I have been invited to join a yacht club located near my apartment complex. The fact that I am single, unemployed, and don’t own a row boat–much less a yacht–apparently makes no difference. They want me. Bad.
In a way, I want them, too. What is not to love about a dowager pink princess who hosts fashion shows and weekly big band dances along with “prime rib dinner” nights and ladies bridge luncheons? According to the literature I received in my mailbox, the club is on a new-membership tear. Every current member is urged to refer a new member–now. No time to waste.
My invitation came as a result of Rouletta. I was walking her along the neighborhood streets that back up to my complex and the yacht club, when a tanned and fit elderly woman stopped me and gushed in one breath: “I’ve seen you walking with this cute dog before…you must live nearby…would you consider joining our yacht club…it’s just up the street…we need some nice new young members…you would love it…you know?”
She was so earnest and so sincere, albeit a tad bold, that I gave this perfect stranger my phone number and address, even as I explained in my own one breath that I was an unemployed, single restaurant gal with college-aged children who lived elsewhere…that I didn’t know much about boating…that I am taking time off from real work to work on a book project that may or may not ever get published, but it is now or never to go for it…you know? And sure enough, my invitation to enjoy a lunch or dinner and a tour of the club facilities arrived in the mail a week later.
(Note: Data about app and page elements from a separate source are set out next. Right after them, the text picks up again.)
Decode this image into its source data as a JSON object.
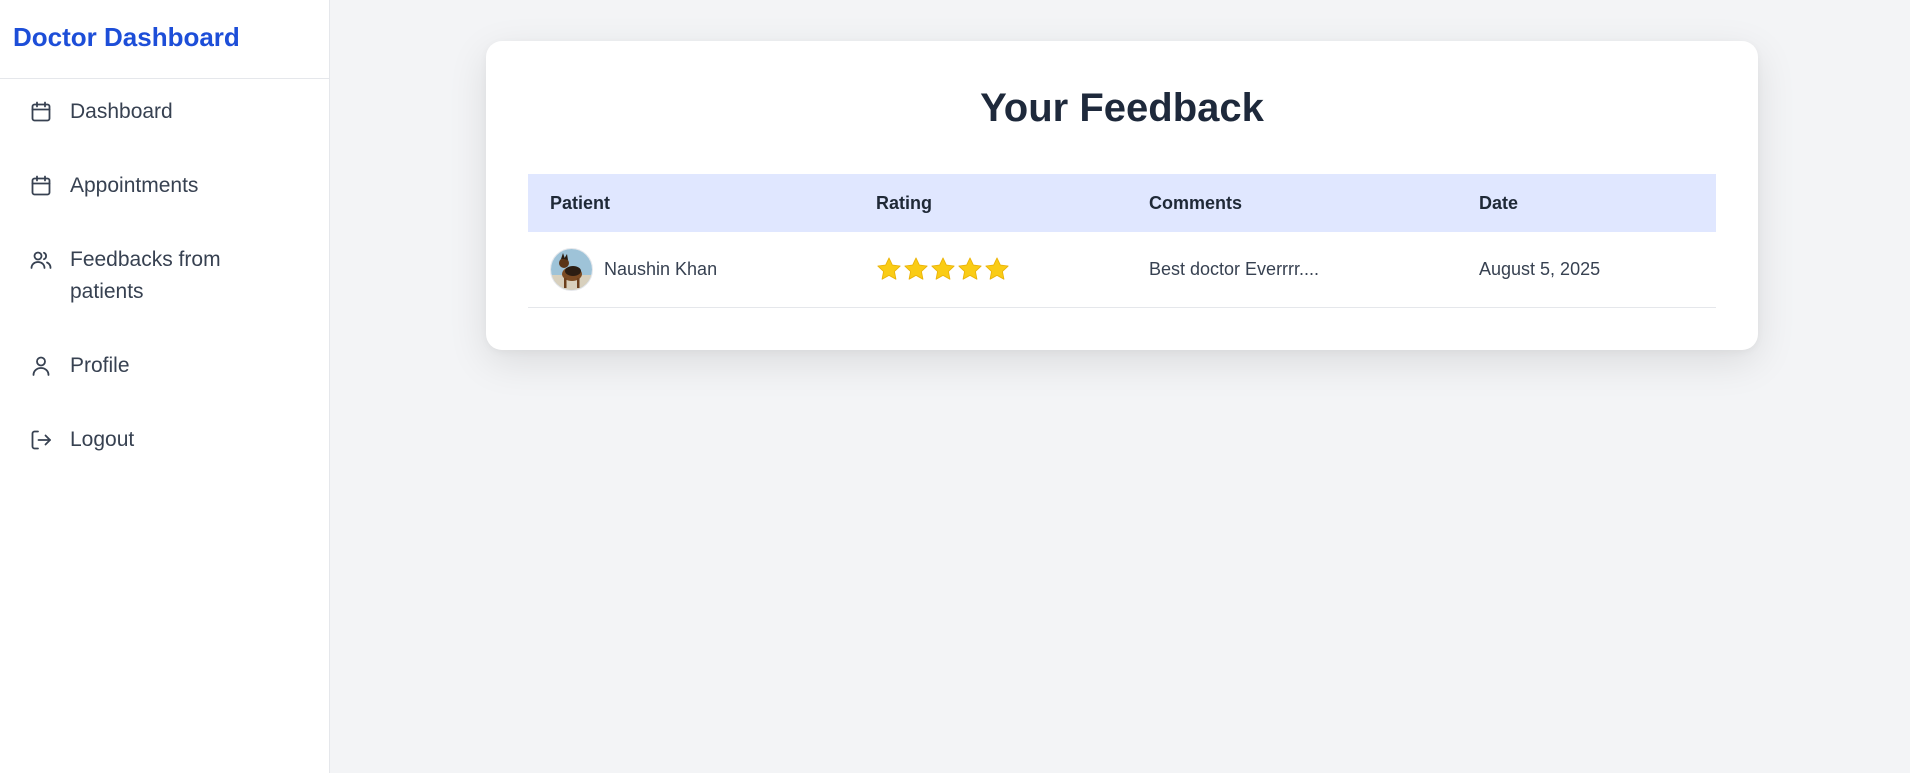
{
  "sidebar": {
    "brand": "Doctor Dashboard",
    "items": [
      {
        "label": "Dashboard",
        "icon": "calendar-icon"
      },
      {
        "label": "Appointments",
        "icon": "calendar-icon"
      },
      {
        "label": "Feedbacks from patients",
        "icon": "users-icon"
      },
      {
        "label": "Profile",
        "icon": "user-icon"
      },
      {
        "label": "Logout",
        "icon": "logout-icon"
      }
    ]
  },
  "main": {
    "title": "Your Feedback",
    "table": {
      "headers": {
        "patient": "Patient",
        "rating": "Rating",
        "comments": "Comments",
        "date": "Date"
      },
      "rows": [
        {
          "patient": "Naushin Khan",
          "rating": 5,
          "comments": "Best doctor Everrrr....",
          "date": "August 5, 2025"
        }
      ]
    }
  },
  "colors": {
    "brand": "#1d4ed8",
    "table_header_bg": "#e0e7ff",
    "star": "#facc15",
    "background": "#f3f4f6"
  }
}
I have a feeling this club had its heyday in the 1960s. Likely it was a time when families with plenty of children reigned, children who roamed the docks and swam in the pool as their parents toasted one another at weekly cocktail parties–coat and tie required. I am confident it was a time of cruise parties to nearby keys and themed costume dances and holiday events that no club member would think of missing. But over the decades the children grew up as their parents grew old. I suspect the current median age of this yacht club’s members is 75, and that I, in my middle age, represent the potential to help this club recapture its youth, maybe even its glory.
After a week of unending social drama permeating my beach bar and my personal life–drama that RG Daughter cannot believe unfolds between people of an age who should have gotten over themselves decades ago in high school–joining a fading yacht club feels like the epitome of sublime. Jazz brunches, poker evenings, holiday balls, dance lessons, buffet nights, round robin tennis–I don’t care how old everyone is or if I am the only single gal in the gang, it all sounds perfectly old-school and wonderfully sane.
I would love to accept the dinner and tour invitation. I would love to join the ladies auxiliary and help organize a rummage sale. I would love to shake hands with those who hail from an era of manners and decorum that holds fast to its dress code.
I would love to, even as I know I cannot. It wouldn’t be fair to take advantage of their hospitality, when I know it can go no further than a single dinner. The initiation fee, the monthly dues, the quarterly minimums–not in my realm. Not now. Likely never.
But how sweet to be asked, the subtle undercurrent of desperation behind the invitation notwithstanding. How sweet to imagine, for just a moment, that I could allow myself to feel so welcome.